Roughly one in five University of Maryland students reported struggling with food insecurity, according to a Counseling Center study, the results of which were presented Wednesday.

The ongoing study, conducted by Counseling Center Research Director Yu-Wei Wang and graduate research assistant Leah Bush surveyed 4,901 undergraduate and graduate students at this university. Roughly 20 percent — about 980 students — said they were food insecure, which means they had a lack of access to sufficient and nutritious food.

Students who reported food insecurity were also likely to report poor health such as lower self-esteem, increased stress and depression, the study said. These students were also likely to report negative impacts of food insecurity on their academic careers, including failing assignments and exams, withdrawing from classes and potentially planning to withdraw from this university.

"We go throughout our days often satisfied," said Counseling Center Director Sharon Kirkland-Gordon. "[This study] has led us to believe that there are students, when we walk by them, there's somebody that's hungry. One out of five."

The study found that racial or ethnic minority students, first-generation college students, international students and students who live off the campus are among the groups more likely to report food insecurity. Students cited poverty and a lack of time as key factors that lead to food insecurity.

"Early in my graduate school experience, I went through incredible financial difficulty, a brief period of homelessness escaping domestic violence and limited access to food," one graduate student said in the survey. "I cried most nights because I didn't have enough money to make ends meet. Many people thought I was anorexic because I didn't eat much, but there wasn't food at home or time to go grocery shopping, let alone prepare food."

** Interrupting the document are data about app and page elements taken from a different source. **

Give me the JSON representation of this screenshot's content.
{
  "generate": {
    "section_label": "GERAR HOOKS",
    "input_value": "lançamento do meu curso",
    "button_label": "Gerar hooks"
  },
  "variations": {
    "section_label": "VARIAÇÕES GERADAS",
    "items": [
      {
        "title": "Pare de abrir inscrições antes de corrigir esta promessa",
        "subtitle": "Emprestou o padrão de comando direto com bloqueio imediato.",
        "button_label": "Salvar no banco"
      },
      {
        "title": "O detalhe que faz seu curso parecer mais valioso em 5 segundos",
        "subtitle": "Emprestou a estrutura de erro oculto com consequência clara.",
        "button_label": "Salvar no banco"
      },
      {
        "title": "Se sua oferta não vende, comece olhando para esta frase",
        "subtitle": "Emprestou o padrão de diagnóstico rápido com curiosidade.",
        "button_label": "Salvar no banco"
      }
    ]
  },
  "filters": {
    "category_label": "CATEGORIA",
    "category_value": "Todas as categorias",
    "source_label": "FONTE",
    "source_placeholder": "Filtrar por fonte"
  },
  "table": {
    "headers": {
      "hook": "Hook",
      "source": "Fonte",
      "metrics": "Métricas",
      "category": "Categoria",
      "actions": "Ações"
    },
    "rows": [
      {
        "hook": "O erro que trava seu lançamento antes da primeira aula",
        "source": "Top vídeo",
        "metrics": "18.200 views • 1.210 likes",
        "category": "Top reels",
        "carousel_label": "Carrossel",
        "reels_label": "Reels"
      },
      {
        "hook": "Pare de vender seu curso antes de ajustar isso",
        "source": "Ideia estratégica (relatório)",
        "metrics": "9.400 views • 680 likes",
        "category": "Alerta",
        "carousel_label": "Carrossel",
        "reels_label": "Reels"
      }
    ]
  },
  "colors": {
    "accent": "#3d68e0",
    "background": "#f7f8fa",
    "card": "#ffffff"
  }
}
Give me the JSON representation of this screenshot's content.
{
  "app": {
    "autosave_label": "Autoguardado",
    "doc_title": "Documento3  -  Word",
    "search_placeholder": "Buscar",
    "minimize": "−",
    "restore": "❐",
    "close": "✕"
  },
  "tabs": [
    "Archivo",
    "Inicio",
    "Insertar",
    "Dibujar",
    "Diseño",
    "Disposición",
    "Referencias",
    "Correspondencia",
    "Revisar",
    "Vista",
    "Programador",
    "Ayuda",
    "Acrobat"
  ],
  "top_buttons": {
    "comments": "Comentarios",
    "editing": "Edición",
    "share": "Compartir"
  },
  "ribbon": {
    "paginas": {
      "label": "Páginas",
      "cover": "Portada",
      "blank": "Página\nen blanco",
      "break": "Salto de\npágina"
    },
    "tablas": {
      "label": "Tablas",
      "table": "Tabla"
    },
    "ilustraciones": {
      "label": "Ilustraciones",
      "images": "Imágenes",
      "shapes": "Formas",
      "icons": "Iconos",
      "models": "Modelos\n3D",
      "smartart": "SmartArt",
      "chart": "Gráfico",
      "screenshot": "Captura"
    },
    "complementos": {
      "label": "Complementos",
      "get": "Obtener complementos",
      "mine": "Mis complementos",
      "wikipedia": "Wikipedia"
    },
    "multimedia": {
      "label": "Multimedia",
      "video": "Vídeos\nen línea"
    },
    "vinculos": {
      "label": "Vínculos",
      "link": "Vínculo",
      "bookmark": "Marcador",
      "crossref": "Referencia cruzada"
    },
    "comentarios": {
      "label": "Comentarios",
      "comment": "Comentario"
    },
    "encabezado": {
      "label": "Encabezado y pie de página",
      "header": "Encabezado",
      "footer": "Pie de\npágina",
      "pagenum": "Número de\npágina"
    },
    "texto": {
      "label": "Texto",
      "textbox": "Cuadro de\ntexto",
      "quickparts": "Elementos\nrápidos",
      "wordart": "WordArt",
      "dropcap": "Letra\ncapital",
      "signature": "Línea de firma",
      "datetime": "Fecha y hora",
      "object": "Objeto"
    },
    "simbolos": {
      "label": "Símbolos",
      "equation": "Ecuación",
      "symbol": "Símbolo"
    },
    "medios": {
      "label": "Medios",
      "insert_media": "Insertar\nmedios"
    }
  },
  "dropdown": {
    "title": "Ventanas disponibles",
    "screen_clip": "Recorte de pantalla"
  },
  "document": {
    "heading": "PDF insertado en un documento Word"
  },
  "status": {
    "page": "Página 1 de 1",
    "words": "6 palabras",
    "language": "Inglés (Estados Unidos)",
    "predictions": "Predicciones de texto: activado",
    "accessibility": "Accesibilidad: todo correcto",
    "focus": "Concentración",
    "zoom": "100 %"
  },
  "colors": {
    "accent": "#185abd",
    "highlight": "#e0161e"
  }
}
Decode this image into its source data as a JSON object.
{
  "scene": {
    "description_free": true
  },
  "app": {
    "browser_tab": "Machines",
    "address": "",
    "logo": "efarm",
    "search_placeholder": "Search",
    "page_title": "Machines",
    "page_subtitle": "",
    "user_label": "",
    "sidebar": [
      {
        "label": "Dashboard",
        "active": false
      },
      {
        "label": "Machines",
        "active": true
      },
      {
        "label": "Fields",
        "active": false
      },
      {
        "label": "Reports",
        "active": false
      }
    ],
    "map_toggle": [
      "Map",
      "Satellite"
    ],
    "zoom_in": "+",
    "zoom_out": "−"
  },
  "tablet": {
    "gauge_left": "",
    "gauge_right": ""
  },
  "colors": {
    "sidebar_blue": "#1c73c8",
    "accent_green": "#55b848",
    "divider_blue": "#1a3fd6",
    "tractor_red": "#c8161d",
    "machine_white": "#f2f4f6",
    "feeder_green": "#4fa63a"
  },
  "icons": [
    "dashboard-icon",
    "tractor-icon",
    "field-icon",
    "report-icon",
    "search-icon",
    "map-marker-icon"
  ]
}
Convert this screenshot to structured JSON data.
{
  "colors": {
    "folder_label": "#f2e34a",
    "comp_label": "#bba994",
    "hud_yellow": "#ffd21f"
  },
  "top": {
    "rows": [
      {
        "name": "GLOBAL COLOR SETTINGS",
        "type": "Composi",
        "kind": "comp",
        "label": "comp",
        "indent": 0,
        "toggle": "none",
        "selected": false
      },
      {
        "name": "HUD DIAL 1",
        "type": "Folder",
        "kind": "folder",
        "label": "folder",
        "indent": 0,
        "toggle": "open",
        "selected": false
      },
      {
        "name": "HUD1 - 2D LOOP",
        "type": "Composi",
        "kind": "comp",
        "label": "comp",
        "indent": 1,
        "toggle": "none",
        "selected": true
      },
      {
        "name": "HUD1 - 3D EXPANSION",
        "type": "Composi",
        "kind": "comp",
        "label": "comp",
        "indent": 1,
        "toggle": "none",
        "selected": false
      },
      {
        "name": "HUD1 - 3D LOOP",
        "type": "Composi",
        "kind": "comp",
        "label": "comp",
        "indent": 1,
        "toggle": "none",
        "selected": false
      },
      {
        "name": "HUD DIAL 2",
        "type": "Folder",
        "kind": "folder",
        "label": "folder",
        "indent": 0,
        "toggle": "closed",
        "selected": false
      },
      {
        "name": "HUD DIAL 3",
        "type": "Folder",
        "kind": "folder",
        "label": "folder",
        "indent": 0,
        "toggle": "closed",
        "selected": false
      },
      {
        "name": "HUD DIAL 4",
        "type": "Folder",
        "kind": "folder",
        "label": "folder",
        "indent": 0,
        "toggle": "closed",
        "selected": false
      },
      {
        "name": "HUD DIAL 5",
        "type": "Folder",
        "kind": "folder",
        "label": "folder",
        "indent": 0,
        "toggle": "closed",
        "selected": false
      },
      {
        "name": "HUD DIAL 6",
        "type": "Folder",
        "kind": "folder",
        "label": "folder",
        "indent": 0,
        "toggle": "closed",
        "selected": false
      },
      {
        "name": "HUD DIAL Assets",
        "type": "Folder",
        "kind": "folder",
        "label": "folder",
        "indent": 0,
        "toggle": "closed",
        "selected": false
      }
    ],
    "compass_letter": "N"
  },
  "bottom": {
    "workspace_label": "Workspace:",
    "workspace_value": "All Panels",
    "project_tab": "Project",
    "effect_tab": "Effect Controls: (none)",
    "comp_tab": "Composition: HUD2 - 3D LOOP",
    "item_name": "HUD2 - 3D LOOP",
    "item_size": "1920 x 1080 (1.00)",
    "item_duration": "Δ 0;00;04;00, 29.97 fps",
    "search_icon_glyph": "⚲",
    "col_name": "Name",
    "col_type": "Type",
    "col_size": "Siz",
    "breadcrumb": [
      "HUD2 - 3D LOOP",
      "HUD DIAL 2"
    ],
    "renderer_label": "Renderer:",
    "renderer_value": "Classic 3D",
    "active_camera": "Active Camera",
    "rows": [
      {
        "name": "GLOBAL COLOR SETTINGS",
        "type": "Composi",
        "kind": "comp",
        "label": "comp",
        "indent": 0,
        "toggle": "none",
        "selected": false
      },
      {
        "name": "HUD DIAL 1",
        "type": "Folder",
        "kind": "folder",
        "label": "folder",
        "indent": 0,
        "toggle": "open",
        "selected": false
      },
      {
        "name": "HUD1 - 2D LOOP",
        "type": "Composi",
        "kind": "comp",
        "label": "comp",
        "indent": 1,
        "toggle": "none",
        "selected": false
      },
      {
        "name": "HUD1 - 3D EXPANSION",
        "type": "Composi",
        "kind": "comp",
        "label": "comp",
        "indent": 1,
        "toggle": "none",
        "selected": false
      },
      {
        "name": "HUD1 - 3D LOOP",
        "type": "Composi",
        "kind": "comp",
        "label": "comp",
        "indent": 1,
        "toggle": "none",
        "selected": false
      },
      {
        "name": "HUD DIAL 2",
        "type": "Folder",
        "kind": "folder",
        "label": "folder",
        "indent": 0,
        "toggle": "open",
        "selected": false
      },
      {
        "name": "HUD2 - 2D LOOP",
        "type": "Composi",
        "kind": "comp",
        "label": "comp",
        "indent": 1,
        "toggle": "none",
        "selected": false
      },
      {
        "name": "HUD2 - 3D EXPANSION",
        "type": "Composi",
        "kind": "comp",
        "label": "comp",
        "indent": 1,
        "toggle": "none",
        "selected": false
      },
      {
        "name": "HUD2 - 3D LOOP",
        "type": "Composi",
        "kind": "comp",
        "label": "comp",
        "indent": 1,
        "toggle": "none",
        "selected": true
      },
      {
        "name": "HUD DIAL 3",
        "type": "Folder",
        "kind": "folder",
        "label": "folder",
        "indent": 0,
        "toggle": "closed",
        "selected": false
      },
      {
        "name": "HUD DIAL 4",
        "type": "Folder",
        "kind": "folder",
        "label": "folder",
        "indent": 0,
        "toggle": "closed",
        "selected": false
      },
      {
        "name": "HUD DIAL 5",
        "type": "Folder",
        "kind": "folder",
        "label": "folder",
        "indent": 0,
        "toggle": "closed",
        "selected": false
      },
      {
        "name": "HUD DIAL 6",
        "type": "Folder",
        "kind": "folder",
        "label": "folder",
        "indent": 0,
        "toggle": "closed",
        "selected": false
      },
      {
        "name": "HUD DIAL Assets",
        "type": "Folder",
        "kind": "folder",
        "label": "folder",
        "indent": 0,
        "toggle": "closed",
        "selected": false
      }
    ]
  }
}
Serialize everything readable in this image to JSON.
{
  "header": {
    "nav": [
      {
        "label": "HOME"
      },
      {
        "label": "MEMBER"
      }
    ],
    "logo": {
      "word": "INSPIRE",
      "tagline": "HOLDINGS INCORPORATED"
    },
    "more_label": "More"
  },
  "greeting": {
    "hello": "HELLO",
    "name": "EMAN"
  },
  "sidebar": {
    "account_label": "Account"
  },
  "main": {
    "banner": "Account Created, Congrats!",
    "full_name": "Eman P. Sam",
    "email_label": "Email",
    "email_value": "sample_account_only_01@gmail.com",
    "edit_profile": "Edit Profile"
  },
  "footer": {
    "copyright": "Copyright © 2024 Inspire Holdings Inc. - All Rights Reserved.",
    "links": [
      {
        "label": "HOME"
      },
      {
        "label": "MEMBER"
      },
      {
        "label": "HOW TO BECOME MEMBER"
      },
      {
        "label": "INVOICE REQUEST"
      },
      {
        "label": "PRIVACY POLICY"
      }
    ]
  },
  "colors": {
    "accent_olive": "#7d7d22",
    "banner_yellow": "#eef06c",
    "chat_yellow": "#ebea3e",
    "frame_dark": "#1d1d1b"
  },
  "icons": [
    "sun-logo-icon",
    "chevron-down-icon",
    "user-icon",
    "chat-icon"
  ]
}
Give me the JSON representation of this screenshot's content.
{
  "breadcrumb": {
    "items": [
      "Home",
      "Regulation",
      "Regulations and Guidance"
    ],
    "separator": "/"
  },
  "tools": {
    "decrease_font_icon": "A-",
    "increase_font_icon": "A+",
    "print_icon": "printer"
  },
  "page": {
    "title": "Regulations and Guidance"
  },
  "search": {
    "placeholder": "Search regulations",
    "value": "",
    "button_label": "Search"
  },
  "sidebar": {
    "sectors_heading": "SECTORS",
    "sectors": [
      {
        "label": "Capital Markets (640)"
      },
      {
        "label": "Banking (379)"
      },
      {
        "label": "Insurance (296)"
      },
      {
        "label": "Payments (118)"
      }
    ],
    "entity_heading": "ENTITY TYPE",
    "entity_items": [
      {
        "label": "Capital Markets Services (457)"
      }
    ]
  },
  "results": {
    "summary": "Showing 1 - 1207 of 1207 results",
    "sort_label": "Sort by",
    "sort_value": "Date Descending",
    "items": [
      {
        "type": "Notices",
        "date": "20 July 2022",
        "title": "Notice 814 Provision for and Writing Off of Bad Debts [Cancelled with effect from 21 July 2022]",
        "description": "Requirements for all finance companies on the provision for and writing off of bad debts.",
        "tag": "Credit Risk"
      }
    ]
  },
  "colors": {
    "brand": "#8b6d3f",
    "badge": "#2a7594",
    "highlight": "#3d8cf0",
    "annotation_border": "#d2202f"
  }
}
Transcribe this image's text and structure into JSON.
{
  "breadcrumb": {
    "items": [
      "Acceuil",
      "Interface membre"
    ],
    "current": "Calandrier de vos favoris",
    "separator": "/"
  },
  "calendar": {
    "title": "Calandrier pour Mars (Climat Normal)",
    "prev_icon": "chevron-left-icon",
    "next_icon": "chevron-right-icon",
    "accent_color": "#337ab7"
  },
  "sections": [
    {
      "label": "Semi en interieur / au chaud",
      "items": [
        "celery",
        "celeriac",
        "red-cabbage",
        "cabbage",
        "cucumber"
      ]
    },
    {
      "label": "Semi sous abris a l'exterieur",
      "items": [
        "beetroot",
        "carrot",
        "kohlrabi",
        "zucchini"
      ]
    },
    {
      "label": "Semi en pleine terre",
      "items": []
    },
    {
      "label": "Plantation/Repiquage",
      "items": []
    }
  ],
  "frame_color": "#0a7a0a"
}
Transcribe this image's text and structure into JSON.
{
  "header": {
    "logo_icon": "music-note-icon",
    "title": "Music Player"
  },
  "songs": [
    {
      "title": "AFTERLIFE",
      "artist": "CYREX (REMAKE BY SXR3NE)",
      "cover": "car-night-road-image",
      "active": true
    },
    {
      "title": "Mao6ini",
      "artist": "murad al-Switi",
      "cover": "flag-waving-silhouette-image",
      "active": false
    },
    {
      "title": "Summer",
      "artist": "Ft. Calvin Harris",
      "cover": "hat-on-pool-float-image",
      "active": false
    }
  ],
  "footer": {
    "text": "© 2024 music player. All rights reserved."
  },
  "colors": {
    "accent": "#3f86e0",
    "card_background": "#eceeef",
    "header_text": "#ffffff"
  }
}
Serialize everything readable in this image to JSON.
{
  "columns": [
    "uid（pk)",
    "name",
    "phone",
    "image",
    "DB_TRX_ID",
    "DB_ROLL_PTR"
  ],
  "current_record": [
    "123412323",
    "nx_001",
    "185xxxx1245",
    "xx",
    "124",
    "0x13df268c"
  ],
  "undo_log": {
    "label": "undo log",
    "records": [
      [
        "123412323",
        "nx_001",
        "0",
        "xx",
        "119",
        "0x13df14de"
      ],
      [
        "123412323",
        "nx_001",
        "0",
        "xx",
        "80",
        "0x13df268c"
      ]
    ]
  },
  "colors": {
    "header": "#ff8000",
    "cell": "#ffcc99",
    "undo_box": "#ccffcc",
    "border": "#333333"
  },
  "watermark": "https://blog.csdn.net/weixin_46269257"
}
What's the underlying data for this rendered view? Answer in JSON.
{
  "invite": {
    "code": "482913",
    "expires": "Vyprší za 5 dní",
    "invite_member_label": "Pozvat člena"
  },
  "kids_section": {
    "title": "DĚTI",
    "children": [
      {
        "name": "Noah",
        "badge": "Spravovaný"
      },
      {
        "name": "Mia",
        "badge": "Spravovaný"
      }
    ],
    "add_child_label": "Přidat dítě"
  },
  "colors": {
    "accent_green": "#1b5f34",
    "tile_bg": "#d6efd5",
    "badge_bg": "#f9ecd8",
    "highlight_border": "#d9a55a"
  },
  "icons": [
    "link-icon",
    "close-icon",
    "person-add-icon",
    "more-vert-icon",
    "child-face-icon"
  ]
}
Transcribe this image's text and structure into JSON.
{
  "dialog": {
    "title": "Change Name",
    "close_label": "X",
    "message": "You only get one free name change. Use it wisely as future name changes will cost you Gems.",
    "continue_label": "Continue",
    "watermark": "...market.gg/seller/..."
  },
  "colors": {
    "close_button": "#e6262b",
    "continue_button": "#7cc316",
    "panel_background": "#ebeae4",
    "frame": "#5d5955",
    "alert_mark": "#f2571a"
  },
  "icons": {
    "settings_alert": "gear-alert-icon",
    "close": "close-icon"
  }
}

Some coping strategies students reported using included eating unhealthy food, skipping meals and avoiding eating out with friends. They also discussed a fear of discrimination due to a lack of sufficient access to food.

"One of my friends was not able to afford food because she had to pay for next semester, but was afraid to spread her problems onto others because 'You guys have more stuff to worry about than me,'" an undergraduate student reported. "Just letting students know that it's OK and they're not alone in the struggle would encourage more [students] to ask for help."

Last year, a public health school pilot study surveyed 237 undergraduates at this university and revealed that 15 percent of respondents suffered from food insecurity.

After completing the survey portion of the study last fall, Wang and her research team are conducting qualitative interviews this semester on individual student experiences with food insecurity, Wang said, adding that the study has received a "surprising" amount of student response so far.

"In my 20 years of doing research, I've never seen something like this," Wang said. "We have students who wrote paragraphs describing their experiences. … I do think that this is a concern, a problem, that a lot of students are facing."

Participants proposed increasing university access to healthy food on the campus, enhancing awareness of and education on food insecurity and providing financial support for those suffering from a lack of access to food.

Dining Services, the University Health Center and the Maryland Parent and Family Association partnered with the Counseling Center to provide funding for the study, Wang said.

Dining Services Assistant Director Allison Tjaden stressed the importance of the Campus Pantry — which provides emergency food to university students, faculty and staff in need — in light of the new study's conclusions. The pantry makes improvements each semester to further combat food insecurity, Tjaden said. This semester, students can schedule individual appointments to pick up food at the pantry.

"I really view the results of this study as a call to action for us in the Campus Pantry, in Dining Services, and in Student Affairs, but also for the entire campus community," Tjaden said.

Sophomore dietetics major Daniel Kim, an intern at the Campus Pantry, believes spreading awareness of food insecurity is key to solving the issue.

"The number one most important thing for us is getting the word spread," Kim said. "It can be difficult just because of the stigma of getting donations, but that's probably the most important thing that people can help with."